Study Guide

The Moonstone Gender

By Wilkie Collins

Gender

And what did Selina say? Lord! how little you must know of women, if you ask that. Of course she said, Yes. (1.1.2.8)

Betteredge has a habit of using his late wife as a stand-in for all women. Whenever he wants to make a generalization about women, he refers to something his wife said or did to prove his point. Here, he says that if you "know [anything] of women," you must know that Selina said "yes" when he proposed to her.

That Mr Franklin was in love, on his side, nobody who saw and heard him could doubt. The difficulty was to fathom Miss Rachel. Let me do myself the honour of making you acquainted with her; after which, I will leave you to fathom her yourself—if you can. (1.1.8.16)

Rachel is one of the many exceptions to Betteredge's generalizations about women. Rachel is a mystery – she has hidden depths to her personality that are difficult to "fathom" or understand.

If you happen to like dark women (who, I am informed, have gone out of fashion latterly in the gay world), and if you have no particular prejudice in favour of size, I answer for Miss Rachel as one of the prettiest girls your eyes ever looked on. (1.1.8.17)

Rachel is a petite brunette.
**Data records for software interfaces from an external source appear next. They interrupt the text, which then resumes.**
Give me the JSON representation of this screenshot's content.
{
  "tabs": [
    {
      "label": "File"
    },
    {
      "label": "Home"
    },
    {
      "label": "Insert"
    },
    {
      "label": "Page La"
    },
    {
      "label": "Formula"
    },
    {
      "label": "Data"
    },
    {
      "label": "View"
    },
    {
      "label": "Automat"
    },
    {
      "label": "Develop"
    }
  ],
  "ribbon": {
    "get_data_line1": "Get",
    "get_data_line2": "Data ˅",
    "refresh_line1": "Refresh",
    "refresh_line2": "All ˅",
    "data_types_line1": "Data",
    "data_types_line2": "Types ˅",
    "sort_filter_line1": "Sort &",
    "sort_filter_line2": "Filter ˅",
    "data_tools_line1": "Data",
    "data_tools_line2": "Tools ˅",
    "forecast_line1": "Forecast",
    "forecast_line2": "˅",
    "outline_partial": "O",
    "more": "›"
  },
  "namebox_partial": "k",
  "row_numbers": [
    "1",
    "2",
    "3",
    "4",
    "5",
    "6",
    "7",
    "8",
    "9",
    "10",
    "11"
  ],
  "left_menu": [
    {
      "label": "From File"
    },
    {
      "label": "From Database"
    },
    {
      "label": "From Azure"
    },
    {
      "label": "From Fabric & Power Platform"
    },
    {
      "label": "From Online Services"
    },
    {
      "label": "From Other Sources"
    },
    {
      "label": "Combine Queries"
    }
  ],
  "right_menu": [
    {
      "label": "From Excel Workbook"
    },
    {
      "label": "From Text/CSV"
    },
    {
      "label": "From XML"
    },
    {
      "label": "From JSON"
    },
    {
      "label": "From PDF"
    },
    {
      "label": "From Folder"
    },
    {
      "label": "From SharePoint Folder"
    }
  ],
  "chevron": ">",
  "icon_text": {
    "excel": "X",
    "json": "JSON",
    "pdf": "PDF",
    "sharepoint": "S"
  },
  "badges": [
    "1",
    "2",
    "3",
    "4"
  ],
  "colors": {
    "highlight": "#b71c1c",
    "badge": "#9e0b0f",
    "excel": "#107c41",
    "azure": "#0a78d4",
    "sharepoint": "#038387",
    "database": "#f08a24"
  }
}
She's pretty, but Betteredge acknowledges that common "fashion" is more in favor of tall, blonde women.

And what about her disposition next? Had this charming creature no faults? She had just as many faults as you have, ma'am—neither more nor less. (1.1.8.18)

Once again, Betteredge appeals to generalizations in order to make a point about an individual woman. This time, though, it's a little different – he asks the reader (whom he assumes is a woman, because he calls her "ma'am") how many faults she has. Rachel, he says, is no different from your average woman. She's not perfect.

She was unlike most other girls of her age, in this—that she had ideas of her own, and was stiff-necked enough to set the fashions themselves at defiance, if the fashions didn't suit her views. (1.1.8.19)

Again, Betteredge describes Rachel by saying how different she is from the norm. She's "unlike most other girls of her age."

She judged for herself, as few women of twice her age judge in general; never asked your advice; never told you beforehand what she was going to do; never came with secrets and confidences to anybody, from her mother downwards. (1.1.8.19)

Rachel's not just different from girls of her own age; she's compared to "women of twice of age."

'When there's a mess of any kind in a house, sir, the women-servants like to look at the gloomy side—it gives the poor wretches a kind of importance in their own eyes. If there's anybody ill, trust the women for prophesying that the person will die. If it's a jewel lost, trust them for prophesying that it will never be found again.' (1.1.11.99)

Betteredge makes yet another generalization about women. (This time, though, it's to reassure Franklin Blake that Rosanna doesn't really know anything about who stole the Moonstone.) Betteredge says that all women – and especially the "women-servants" – like to be pessimistic because it makes them feel important.

'How do you explain Rachel's conduct, Betteredge?' (1.1.22.12)

Franklin Blake has no idea why Rachel is treating him like crap, so he appeals to Betteredge, who, after all, is the resident expert on What All Women Are Like.

'Is it conceivable that a man can have smoked as long as I have, without discovering that there is a complete system for the treatment of women at the bottom of his cigar case? Follow me carefully, and I will prove it in two words. You choose a cigar, you try it, and it disappoints you. What do you do upon that? You throw it away and try another. Now observe the application! You choose a woman, you try her, and she breaks your heart. Fool! take a lesson from your cigar-case. Throw her away, and try another!' (1.1.22.14)

Franklin Blake comes up with his own solution for being treated badly by Rachel. He compares women to "cigars," and says that when a woman disappoints you, you should treat her like you'd treat a disappointing cigar: "throw her away and try another."

'Physiology says, and says truly, that some men are born with female constitutions—and I am one of them!' (2.3.9.33)

This is a perplexing comment by Ezra Jennings, the doctor's assistant. He feels like he needs to give a medical excuse for crying with relief when his only friend, Mr. Candy, recovers from his life-threatening illness. His excuse is that he was "born with a female constitution," which makes him more prone to tears. We're not medical experts, but we're pretty sure that's bogus.